**WHAT YOU WILL DO**
Below are entries; count the lines containing the string "icon". The answer is that number alone.

──────

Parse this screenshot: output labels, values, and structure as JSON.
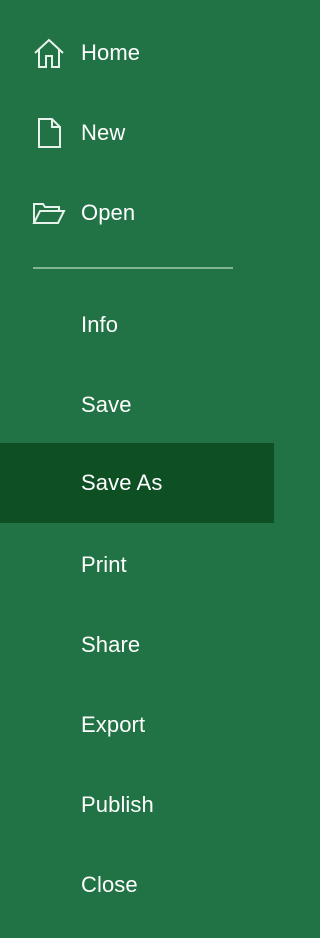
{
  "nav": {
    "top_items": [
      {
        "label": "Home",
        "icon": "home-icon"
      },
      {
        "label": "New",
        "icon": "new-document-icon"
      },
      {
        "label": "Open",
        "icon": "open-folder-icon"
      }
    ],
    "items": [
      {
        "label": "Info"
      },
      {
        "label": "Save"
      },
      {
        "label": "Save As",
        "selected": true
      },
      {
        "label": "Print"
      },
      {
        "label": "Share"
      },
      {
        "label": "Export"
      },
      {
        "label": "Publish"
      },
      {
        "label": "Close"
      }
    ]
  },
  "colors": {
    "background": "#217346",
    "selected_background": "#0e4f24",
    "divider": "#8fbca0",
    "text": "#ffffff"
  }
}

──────

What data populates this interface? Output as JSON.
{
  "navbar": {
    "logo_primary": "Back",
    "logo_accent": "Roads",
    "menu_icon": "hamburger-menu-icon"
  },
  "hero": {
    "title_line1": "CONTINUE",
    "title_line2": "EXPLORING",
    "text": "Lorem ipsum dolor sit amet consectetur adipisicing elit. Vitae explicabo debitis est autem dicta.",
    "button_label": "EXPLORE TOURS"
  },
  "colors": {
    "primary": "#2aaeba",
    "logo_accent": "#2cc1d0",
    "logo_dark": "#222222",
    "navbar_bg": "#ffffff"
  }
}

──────

**WRITTEN RESPONSE**
4